Where a line of the listing below includes the word "free", reproduce that line.

►

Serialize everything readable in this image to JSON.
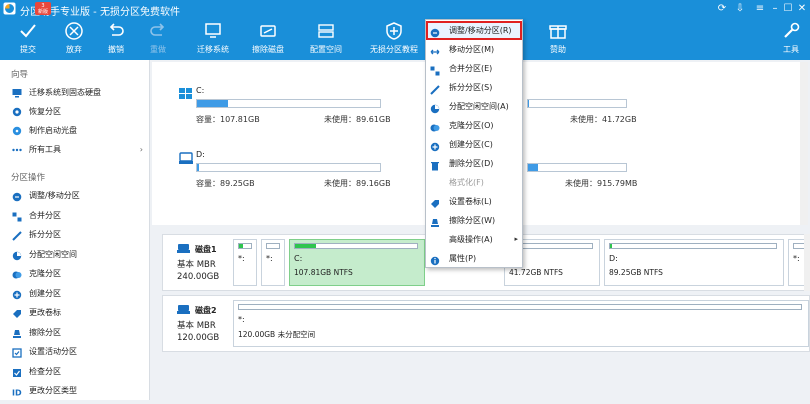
{
  "window": {
    "title": "分区助手专业版 - 无损分区免费软件",
    "badge": "3",
    "badge_label": "新版",
    "controls": [
      "refresh-icon",
      "download-icon",
      "menu-icon",
      "minimize-icon",
      "maximize-icon",
      "close-icon"
    ]
  },
  "toolbar": {
    "items": [
      {
        "label": "提交",
        "icon": "check-icon",
        "enabled": true
      },
      {
        "label": "放弃",
        "icon": "cancel-icon",
        "enabled": true
      },
      {
        "label": "撤销",
        "icon": "undo-icon",
        "enabled": true
      },
      {
        "label": "重做",
        "icon": "redo-icon",
        "enabled": false
      },
      {
        "label": "迁移系统",
        "icon": "migrate-icon",
        "enabled": true
      },
      {
        "label": "擦除磁盘",
        "icon": "wipe-disk-icon",
        "enabled": true
      },
      {
        "label": "配置空间",
        "icon": "allocate-icon",
        "enabled": true
      },
      {
        "label": "无损分区教程",
        "icon": "tutorial-icon",
        "enabled": true
      },
      {
        "label": "赞助",
        "icon": "donate-icon",
        "enabled": true
      },
      {
        "label": "工具",
        "icon": "tools-icon",
        "enabled": true
      }
    ]
  },
  "sidebar": {
    "wizard_title": "向导",
    "wizard_items": [
      {
        "label": "迁移系统到固态硬盘",
        "icon": "migrate-icon"
      },
      {
        "label": "恢复分区",
        "icon": "recover-icon"
      },
      {
        "label": "制作启动光盘",
        "icon": "bootdisk-icon"
      },
      {
        "label": "所有工具",
        "icon": "more-icon",
        "chevron": "›"
      }
    ],
    "ops_title": "分区操作",
    "ops_items": [
      {
        "label": "调整/移动分区",
        "icon": "resize-icon"
      },
      {
        "label": "合并分区",
        "icon": "merge-icon"
      },
      {
        "label": "拆分分区",
        "icon": "split-icon"
      },
      {
        "label": "分配空闲空间",
        "icon": "allocate-icon"
      },
      {
        "label": "克隆分区",
        "icon": "clone-icon"
      },
      {
        "label": "创建分区",
        "icon": "create-icon"
      },
      {
        "label": "更改卷标",
        "icon": "label-icon"
      },
      {
        "label": "擦除分区",
        "icon": "wipe-icon"
      },
      {
        "label": "设置活动分区",
        "icon": "active-icon"
      },
      {
        "label": "检查分区",
        "icon": "check-icon"
      },
      {
        "label": "更改分区类型",
        "icon": "id-icon"
      }
    ]
  },
  "volumes": [
    {
      "name": "C:",
      "capacity": "容量：107.81GB",
      "free": "未使用：89.61GB",
      "used_fraction": 0.17,
      "icon": "windows-drive-icon"
    },
    {
      "name": "D:",
      "capacity": "容量：89.25GB",
      "free": "未使用：89.16GB",
      "used_fraction": 0.01,
      "icon": "drive-icon"
    },
    {
      "name": "",
      "capacity": "",
      "free": "未使用：41.72GB",
      "used_fraction": 0.01,
      "icon": ""
    },
    {
      "name": "",
      "capacity": "",
      "free": "未使用：915.79MB",
      "used_fraction": 0.1,
      "icon": ""
    }
  ],
  "disks": [
    {
      "name": "磁盘1",
      "type": "基本 MBR",
      "size": "240.00GB",
      "partitions": [
        {
          "name": "*:",
          "detail": "",
          "used_fraction": 0.3,
          "selected": false
        },
        {
          "name": "*:",
          "detail": "",
          "used_fraction": 0,
          "selected": false
        },
        {
          "name": "C:",
          "detail": "107.81GB NTFS",
          "used_fraction": 0.17,
          "selected": true
        },
        {
          "name": "",
          "detail": "41.72GB NTFS",
          "used_fraction": 0.01,
          "selected": false
        },
        {
          "name": "D:",
          "detail": "89.25GB NTFS",
          "used_fraction": 0.01,
          "selected": false
        },
        {
          "name": "*:",
          "detail": "",
          "used_fraction": 0,
          "selected": false
        }
      ]
    },
    {
      "name": "磁盘2",
      "type": "基本 MBR",
      "size": "120.00GB",
      "partitions": [
        {
          "name": "*:",
          "detail": "120.00GB 未分配空间",
          "used_fraction": 0,
          "selected": false
        }
      ]
    }
  ],
  "context_menu": {
    "items": [
      {
        "label": "调整/移动分区(R)",
        "icon": "resize-icon",
        "highlighted": true,
        "enabled": true
      },
      {
        "label": "移动分区(M)",
        "icon": "move-icon",
        "enabled": true
      },
      {
        "label": "合并分区(E)",
        "icon": "merge-icon",
        "enabled": true
      },
      {
        "label": "拆分分区(S)",
        "icon": "split-icon",
        "enabled": true
      },
      {
        "label": "分配空闲空间(A)",
        "icon": "allocate-icon",
        "enabled": true
      },
      {
        "label": "克隆分区(O)",
        "icon": "clone-icon",
        "enabled": true
      },
      {
        "label": "创建分区(C)",
        "icon": "create-icon",
        "enabled": true
      },
      {
        "label": "删除分区(D)",
        "icon": "delete-icon",
        "enabled": true
      },
      {
        "label": "格式化(F)",
        "icon": "format-icon",
        "enabled": false
      },
      {
        "label": "设置卷标(L)",
        "icon": "label-icon",
        "enabled": true
      },
      {
        "label": "擦除分区(W)",
        "icon": "wipe-icon",
        "enabled": true
      },
      {
        "label": "高级操作(A)",
        "icon": "advanced-icon",
        "enabled": true,
        "submenu": "▸"
      },
      {
        "label": "属性(P)",
        "icon": "info-icon",
        "enabled": true
      }
    ]
  },
  "colors": {
    "accent": "#1a8fd9",
    "selected_partition": "#c5eccc",
    "used_bar": "#2fc44f",
    "volume_bar": "#3f9be6",
    "menu_highlight": "#e02020"
  }
}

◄

### Task output
      "free": "未使用：89.61GB",
      "free": "未使用：89.16GB",
      "free": "未使用：41.72GB",
      "free": "未使用：915.79MB",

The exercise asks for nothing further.